*** Material provided

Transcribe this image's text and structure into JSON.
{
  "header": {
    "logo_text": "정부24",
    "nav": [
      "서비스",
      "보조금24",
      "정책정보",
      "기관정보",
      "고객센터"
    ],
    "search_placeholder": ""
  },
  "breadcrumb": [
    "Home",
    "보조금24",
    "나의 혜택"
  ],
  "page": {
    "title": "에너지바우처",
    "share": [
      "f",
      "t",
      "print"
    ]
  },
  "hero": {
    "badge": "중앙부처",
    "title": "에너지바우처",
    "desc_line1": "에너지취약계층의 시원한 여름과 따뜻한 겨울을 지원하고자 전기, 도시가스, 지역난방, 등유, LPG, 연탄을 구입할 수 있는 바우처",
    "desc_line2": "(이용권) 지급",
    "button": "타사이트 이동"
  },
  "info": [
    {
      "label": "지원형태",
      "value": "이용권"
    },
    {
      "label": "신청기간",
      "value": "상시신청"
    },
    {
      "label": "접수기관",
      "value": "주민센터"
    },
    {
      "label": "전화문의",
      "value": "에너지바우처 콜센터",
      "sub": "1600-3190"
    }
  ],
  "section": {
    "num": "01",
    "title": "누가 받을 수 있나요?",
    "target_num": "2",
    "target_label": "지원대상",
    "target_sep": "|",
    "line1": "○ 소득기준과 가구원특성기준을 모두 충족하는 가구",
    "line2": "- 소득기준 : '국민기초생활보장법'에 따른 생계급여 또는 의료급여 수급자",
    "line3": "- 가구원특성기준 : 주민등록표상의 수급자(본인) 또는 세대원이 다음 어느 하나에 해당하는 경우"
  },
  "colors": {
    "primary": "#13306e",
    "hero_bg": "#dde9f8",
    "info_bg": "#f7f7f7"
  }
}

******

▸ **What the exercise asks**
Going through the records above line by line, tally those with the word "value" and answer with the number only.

▸ **Output for this exercise**
4